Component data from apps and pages
++++++++++

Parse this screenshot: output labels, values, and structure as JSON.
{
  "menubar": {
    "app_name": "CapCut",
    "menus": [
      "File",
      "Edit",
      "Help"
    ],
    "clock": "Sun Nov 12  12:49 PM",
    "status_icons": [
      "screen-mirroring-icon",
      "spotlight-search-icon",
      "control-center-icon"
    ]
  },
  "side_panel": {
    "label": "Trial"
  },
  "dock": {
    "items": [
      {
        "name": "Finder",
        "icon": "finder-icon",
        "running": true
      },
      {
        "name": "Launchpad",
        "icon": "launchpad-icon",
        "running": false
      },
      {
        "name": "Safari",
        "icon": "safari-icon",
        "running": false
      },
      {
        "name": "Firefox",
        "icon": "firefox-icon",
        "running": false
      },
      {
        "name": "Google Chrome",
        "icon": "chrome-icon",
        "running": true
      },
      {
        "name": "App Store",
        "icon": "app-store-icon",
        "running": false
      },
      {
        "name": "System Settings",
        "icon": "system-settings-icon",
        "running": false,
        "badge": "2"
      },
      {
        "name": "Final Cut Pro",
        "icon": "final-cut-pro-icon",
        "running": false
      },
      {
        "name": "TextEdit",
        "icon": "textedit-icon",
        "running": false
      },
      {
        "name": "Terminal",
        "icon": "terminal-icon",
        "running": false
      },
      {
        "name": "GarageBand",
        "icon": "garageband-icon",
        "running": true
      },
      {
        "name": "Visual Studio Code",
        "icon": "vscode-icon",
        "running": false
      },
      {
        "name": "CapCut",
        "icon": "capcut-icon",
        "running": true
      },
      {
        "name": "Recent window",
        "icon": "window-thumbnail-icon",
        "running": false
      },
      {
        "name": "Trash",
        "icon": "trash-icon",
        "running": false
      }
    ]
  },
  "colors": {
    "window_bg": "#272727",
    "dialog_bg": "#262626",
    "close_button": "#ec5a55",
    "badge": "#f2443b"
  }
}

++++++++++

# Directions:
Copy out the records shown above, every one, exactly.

# Finished task:
Parse this screenshot: output labels, values, and structure as JSON.
{
  "menubar": {
    "app_name": "CapCut",
    "menus": [
      "File",
      "Edit",
      "Help"
    ],
    "clock": "Sun Nov 12  12:49 PM",
    "status_icons": [
      "screen-mirroring-icon",
      "spotlight-search-icon",
      "control-center-icon"
    ]
  },
  "side_panel": {
    "label": "Trial"
  },
  "dock": {
    "items": [
      {
        "name": "Finder",
        "icon": "finder-icon",
        "running": true
      },
      {
        "name": "Launchpad",
        "icon": "launchpad-icon",
        "running": false
      },
      {
        "name": "Safari",
        "icon": "safari-icon",
        "running": false
      },
      {
        "name": "Firefox",
        "icon": "firefox-icon",
        "running": false
      },
      {
        "name": "Google Chrome",
        "icon": "chrome-icon",
        "running": true
      },
      {
        "name": "App Store",
        "icon": "app-store-icon",
        "running": false
      },
      {
        "name": "System Settings",
        "icon": "system-settings-icon",
        "running": false,
        "badge": "2"
      },
      {
        "name": "Final Cut Pro",
        "icon": "final-cut-pro-icon",
        "running": false
      },
      {
        "name": "TextEdit",
        "icon": "textedit-icon",
        "running": false
      },
      {
        "name": "Terminal",
        "icon": "terminal-icon",
        "running": false
      },
      {
        "name": "GarageBand",
        "icon": "garageband-icon",
        "running": true
      },
      {
        "name": "Visual Studio Code",
        "icon": "vscode-icon",
        "running": false
      },
      {
        "name": "CapCut",
        "icon": "capcut-icon",
        "running": true
      },
      {
        "name": "Recent window",
        "icon": "window-thumbnail-icon",
        "running": false
      },
      {
        "name": "Trash",
        "icon": "trash-icon",
        "running": false
      }
    ]
  },
  "colors": {
    "window_bg": "#272727",
    "dialog_bg": "#262626",
    "close_button": "#ec5a55",
    "badge": "#f2443b"
  }
}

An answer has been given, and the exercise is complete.